  • Proteomics services include 1) identification of separated proteins from 1D and 2D gels, 2) molecular weight determination, 3) characterization of post-translational modifications such as phosphorylation, 4) identification of proteins in complex mixtures and 5) relative protein quantification of proteins in complex mixtures using stable isotope labels followed by 1D and 2D chromatography of peptides
  • Metabolomics provides global and targeted metabolic profiling on a wide variety of biofluids along with cell and tissue extracts. Multivariate statistical analyses and pattern recognition tools are used to elucidate the critical metabolic perturbations. Analyses are performed using both NMR-based methods and MS-based methods in collaboration with the biomarker mass spectrometry facility.
  • Anatomic Pathology provides standard immunohistochemical staining assays along with more advanced quantitative tissue microarray analyses using digital imaging methods.

Aim 2: Develop the Computational Biology Resource (CBR). The SBFC will coordinate with the BBFC to apply and develop advanced tools including:

  • Data mining of high-throughput omics data
  • Generation of biochemical networks based on omics data
  • Mapping of altered genes, proteins and metabolites to metabolic pathways

The CBR will collaborate with RENCI scientists with expertise in advanced mathematics and extensive computing power to develop new tools for the visualization of data to facilitate biological interpretation and the generation of new hypotheses.

Aim 3: Develop the Systems Biology Research Network (SBRN), with three main functions.

  • Guide researchers toward the appropriate SBFC sub-core(s). The director of the SBRN will facilitate the interactions between the Director of Interdisciplinary Research, Flexible Interdisciplinary Research Group (FIRG) investigators and the individual sub-core directors to rapidly develop research plans that make use of our extensive systems biology resources.
  • Assist CEHS investigators by providing seamless interactions with the BBFC and the IHSFC, including the mammalian genotyping sub-core.
  • Organize Systems Biology group meetings. The SBRN will organize a bi-weekly group meeting composed of research talks and journal club discussions to provide CEHS investigators with an informal training ground for advanced omics technologies.
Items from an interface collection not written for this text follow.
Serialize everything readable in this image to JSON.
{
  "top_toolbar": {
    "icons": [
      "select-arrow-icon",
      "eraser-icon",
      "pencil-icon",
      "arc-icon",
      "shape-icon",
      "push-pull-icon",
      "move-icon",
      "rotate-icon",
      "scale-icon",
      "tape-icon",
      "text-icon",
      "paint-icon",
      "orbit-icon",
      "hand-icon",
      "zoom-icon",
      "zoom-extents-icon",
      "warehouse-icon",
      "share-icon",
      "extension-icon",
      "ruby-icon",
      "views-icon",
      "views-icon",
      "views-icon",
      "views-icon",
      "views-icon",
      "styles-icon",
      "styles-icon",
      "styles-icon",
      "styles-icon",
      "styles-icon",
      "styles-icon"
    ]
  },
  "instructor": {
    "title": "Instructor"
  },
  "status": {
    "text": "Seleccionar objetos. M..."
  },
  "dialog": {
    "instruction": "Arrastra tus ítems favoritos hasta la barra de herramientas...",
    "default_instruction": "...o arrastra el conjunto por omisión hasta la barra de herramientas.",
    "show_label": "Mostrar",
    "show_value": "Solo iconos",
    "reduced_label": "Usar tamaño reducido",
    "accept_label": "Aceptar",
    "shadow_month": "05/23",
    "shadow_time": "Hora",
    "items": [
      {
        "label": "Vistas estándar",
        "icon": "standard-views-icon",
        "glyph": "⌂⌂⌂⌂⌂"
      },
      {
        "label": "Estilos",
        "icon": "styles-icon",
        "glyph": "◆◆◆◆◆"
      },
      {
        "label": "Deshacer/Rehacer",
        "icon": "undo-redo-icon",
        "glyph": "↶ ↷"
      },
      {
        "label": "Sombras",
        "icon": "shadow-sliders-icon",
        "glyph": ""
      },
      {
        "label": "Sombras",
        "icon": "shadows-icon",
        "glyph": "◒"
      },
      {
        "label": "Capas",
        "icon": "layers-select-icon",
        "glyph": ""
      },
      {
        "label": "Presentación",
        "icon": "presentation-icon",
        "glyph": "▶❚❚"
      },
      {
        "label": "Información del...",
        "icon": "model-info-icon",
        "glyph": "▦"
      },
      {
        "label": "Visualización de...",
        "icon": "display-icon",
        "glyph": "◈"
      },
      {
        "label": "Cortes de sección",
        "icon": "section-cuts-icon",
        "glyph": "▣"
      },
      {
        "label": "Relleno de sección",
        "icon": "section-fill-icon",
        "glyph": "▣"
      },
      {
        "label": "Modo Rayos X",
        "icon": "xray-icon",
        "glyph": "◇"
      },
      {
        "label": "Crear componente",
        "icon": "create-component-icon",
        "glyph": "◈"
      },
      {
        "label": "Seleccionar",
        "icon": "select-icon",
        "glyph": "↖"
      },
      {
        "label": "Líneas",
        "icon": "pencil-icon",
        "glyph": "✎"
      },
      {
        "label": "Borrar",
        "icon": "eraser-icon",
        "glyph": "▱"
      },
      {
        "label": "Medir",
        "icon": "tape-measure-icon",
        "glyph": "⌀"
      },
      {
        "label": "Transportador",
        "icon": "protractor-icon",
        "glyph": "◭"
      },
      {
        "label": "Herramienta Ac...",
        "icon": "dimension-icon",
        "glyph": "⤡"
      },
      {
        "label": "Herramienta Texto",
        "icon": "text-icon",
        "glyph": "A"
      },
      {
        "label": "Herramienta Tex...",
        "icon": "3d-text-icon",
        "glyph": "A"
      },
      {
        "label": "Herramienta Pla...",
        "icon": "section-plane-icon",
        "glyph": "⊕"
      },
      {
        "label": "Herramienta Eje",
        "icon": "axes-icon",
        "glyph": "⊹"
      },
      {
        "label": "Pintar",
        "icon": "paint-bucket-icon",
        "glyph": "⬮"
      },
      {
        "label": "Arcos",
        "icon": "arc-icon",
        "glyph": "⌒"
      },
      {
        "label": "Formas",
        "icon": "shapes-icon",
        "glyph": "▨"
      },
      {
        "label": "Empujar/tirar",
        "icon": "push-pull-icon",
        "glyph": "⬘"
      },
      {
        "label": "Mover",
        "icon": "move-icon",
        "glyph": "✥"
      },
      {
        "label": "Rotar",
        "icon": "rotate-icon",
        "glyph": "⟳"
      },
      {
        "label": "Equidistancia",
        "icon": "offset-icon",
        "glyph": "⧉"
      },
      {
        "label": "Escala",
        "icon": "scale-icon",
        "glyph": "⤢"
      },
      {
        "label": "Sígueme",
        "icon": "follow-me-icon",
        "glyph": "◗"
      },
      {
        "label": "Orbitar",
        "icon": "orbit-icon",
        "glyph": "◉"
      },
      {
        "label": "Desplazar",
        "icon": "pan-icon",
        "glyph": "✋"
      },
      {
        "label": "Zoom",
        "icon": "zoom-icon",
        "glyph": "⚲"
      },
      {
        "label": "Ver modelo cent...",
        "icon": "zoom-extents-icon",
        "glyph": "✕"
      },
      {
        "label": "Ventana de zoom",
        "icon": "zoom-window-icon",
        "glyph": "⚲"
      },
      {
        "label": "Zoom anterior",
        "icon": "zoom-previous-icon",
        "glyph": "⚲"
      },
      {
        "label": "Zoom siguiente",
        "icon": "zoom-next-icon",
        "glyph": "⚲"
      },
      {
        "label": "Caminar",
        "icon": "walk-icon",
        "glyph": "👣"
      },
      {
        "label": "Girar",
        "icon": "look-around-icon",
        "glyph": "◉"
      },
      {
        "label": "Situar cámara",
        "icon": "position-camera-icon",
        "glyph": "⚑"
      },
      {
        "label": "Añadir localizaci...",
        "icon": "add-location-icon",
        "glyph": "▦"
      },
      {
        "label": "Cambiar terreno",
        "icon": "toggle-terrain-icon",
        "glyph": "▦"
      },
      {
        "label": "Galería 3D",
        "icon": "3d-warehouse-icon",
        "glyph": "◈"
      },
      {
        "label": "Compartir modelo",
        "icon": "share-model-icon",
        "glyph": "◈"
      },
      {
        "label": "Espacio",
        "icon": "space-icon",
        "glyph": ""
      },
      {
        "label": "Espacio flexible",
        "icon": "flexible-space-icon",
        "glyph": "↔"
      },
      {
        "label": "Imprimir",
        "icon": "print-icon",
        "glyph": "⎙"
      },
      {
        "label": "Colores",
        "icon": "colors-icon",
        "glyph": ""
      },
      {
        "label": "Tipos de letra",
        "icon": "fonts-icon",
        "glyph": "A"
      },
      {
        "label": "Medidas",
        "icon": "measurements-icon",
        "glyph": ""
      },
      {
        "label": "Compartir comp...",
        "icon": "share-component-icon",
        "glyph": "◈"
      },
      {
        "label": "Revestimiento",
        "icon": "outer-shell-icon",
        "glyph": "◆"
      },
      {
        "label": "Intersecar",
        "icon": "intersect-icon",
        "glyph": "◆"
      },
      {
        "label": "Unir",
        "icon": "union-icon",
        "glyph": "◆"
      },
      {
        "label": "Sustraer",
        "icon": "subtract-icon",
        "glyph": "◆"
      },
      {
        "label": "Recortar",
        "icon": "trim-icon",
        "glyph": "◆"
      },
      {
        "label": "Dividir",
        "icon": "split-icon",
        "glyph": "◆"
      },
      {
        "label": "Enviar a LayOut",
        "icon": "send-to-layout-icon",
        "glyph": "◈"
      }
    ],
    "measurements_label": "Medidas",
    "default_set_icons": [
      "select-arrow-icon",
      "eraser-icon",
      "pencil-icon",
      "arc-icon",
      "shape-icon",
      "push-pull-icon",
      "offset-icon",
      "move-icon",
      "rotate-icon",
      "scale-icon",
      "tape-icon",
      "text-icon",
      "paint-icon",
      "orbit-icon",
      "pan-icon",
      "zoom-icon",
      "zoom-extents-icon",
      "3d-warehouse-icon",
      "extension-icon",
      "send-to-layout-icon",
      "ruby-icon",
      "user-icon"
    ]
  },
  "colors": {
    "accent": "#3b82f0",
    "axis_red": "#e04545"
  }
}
Sub-core directors will provide updates on facilities to encourage full utilization of the services offered.


Systems Biology Facility Core director:
Jeffrey M. Macdonald PhD; Department of Biomedical Engineering, UNC School of Medicine
Email: Phone: 843-1496
Genomics Sub-Core Director:
Michael Topal, PhD, Pathology and Lab Medicine; MED
Email:  Phone: 966-8208

Genomics Sub-Core Lab Manager:
Yan Shi, PhD, Comprehensive Cancer Center
Email:  Phone: 843-7839

DNA Damage Sub-Core Director:
Jun Nakamura, DVM, PhD; DNA Repair Specialist
Email: Phone: 966-6140
Biomarker Mass Spectrometry Facility Sub-Core Director:
Wanda Bodnar, PhD; Environmental Sciences and Engineering, SPH
Email: Phone: 966-2664

Biomarker Mass Spectrometry Facility Sub-Core Lab Manager:
Leonard Collins, Environmental Sciences and Engineering, SPH
Email: Phone: 966-2664

Proteomics Sub-Core Director:
Lee Graves, PhD; Pharmacology, MED
Email: Phone: 966-0915

Proteonomics Sub-Core Facility Director:
David Smalley, PhD; Pharmacology, MED
Email: Phone: 966-8318

Metabolomics Sub-Core Director:
Jeff Macdonald, PhD; Biomedical Imaging, BME
Email: Phone: 843-5154

Metabolomics Sub-Core Lab Manager:
Andrey Tikunov, PhD; Biomedical Engineering
Email: Phone: 260-7548

Anatomic Pathology Sub-Core Faculty Director:
C. Ryan Miller, MD, PhD; Pathology and Laboratory Medicine, MED
Email: Phone: 966-4333

Anatomic Pathology Sub-Core Facility Director: 
Nana Nikolaishvili-Feinberg, PhD; Lineberger Comprehensive Cancer Center
Email:; Phone: (919) 966-9620
Funded by NIEHS Grant # P30 ES010126